I am writing today to help inform people who are new to the stock market and want to start learning about core concepts of fundamental analysis on practical examples from today’s market.
Advantage Oil & Gas Ltd (TSE:AAV) is trading with a trailing P/E of 12.4x, which is lower than the industry average of 20.8x. While this makes AAV appear like a great stock to buy, you might change your mind after I explain the assumptions behind the P/E ratio. In this article, I will break down what the P/E ratio is, how to interpret it and what to watch out for.
Demystifying the P/E ratio
The P/E ratio is one of many ratios used in relative valuation. By comparing a stock’s price per share to its earnings per share, we are able to see how much investors are paying for each dollar of the company’s earnings.
Price-Earnings Ratio = Price per share ÷ Earnings per share
P/E Calculation for AAV
Price per share = CA$4.21
Earnings per share = CA$0.338
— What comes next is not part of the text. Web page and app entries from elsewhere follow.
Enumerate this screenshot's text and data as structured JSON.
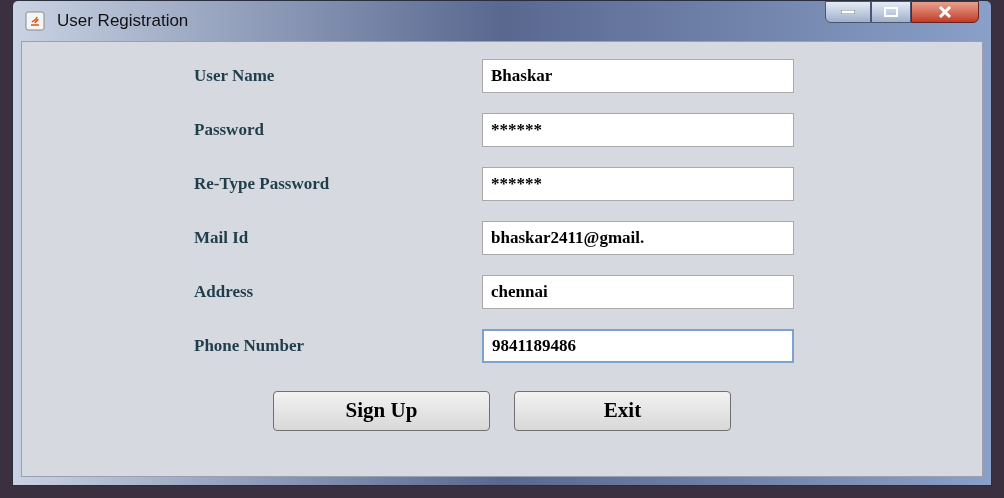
{
  "window": {
    "title": "User Registration"
  },
  "form": {
    "fields": [
      {
        "label": "User Name",
        "value": "Bhaskar",
        "focused": false
      },
      {
        "label": "Password",
        "value": "******",
        "focused": false
      },
      {
        "label": "Re-Type Password",
        "value": "******",
        "focused": false
      },
      {
        "label": "Mail Id",
        "value": "bhaskar2411@gmail.",
        "focused": false
      },
      {
        "label": "Address",
        "value": "chennai",
        "focused": false
      },
      {
        "label": "Phone Number",
        "value": "9841189486",
        "focused": true
      }
    ]
  },
  "buttons": [
    "Sign Up",
    "Exit"
  ]
}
∴ Price-Earnings Ratio = CA$4.21 ÷ CA$0.338 = 12.4x
The P/E ratio itself doesn’t tell you a lot; however, it becomes very insightful when you compare it with other similar companies. Ideally, we want to compare the stock’s P/E ratio to the average of companies that have similar characteristics as AAV, such as size and country of operation. A quick method of creating a peer group is to use companies in the same industry, which is what I will do. Since similar companies should technically have similar P/E ratios, we can very quickly come to some conclusions about the stock if the ratios differ.
AAV’s P/E of 12.4x is lower than its industry peers (20.8x), which implies that each dollar of AAV’s earnings is being undervalued by investors. This multiple is a median of profitable companies of 24 Oil and Gas companies in CA including Primeline Energy Holdings, McChip Resources and Greencastle Resources. Therefore, according to this analysis, AAV is an under-priced stock.
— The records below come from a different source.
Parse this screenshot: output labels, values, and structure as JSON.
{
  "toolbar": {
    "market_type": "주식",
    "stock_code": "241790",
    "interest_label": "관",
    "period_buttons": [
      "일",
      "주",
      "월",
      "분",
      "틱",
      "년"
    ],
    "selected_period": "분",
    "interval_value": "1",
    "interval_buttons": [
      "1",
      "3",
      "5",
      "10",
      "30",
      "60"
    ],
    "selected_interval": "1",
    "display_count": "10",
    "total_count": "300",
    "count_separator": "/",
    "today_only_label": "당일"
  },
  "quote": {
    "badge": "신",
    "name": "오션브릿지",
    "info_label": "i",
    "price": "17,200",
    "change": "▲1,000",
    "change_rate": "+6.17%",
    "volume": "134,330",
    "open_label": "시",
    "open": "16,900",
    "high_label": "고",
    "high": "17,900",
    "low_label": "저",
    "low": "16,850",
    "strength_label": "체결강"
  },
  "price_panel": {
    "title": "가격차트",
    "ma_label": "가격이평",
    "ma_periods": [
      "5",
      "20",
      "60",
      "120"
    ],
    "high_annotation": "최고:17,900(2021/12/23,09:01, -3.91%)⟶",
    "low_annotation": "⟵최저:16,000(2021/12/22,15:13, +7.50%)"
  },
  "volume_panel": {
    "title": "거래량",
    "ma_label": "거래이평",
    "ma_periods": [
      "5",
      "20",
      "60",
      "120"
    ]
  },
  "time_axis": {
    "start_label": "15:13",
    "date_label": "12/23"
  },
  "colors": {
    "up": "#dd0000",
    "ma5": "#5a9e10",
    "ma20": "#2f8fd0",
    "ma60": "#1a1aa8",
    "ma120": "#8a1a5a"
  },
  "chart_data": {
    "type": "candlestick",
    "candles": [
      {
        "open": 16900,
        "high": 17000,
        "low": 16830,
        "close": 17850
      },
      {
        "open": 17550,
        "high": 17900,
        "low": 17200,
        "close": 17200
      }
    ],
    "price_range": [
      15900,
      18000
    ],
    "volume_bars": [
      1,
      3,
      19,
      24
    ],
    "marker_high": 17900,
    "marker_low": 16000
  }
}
Assumptions to watch out for
While our conclusion might prompt you to buy AAV immediately, there are two important assumptions you should be aware of. The first is that our “similar companies” are actually similar to AAV. If the companies aren’t similar, the difference in P/E might be a result of other factors. For example, if you accidentally compared higher growth firms with AAV, then AAV’s P/E would naturally be lower since investors would reward its peers’ higher growth with a higher price. Alternatively, if you inadvertently compared less risky firms with AAV, AAV’s P/E would again be lower since investors would reward its peers’ lower risk with a higher price as well. The second assumption that must hold true is that the stocks we are comparing AAV to are fairly valued by the market. If this does not hold, there is a possibility that AAV’s P/E is lower because firms in our peer group are being overvalued by the market.
What this means for you:
Since you may have already conducted your due diligence on AAV, the undervaluation of the stock may mean it is a good time to top up on your current holdings. But at the end of the day, keep in mind that relative valuation relies heavily on critical assumptions I’ve outlined above. Remember that basing your investment decision off one metric alone is certainly not sufficient. There are many things I have not taken into account in this article and the PE ratio is very one-dimensional. If you have not done so already, I highly recommend you to complete your research by taking a look at the following:
- Future Outlook: What are well-informed industry analysts predicting for AAV’s future growth? Take a look at our free research report of analyst consensus for AAV’s outlook.
- Past Track Record: Has AAV been consistently performing well irrespective of the ups and downs in the market? Go into more detail in the past performance analysis and take a look at the free visual representations of AAV’s historicals for more clarity.
- Other High-Performing Stocks: Are there other stocks that provide better prospects with proven track records? Explore our free list of these great stocks here.
To help readers see pass the short term volatility of the financial market, we aim to bring you a long-term focused research analysis purely driven by fundamental data. Note that our analysis does not factor in the latest price sensitive company announcements.
The author is an independent contributor and at the time of publication had no position in the stocks mentioned. For errors that warrant correction please contact the editor at email@example.com.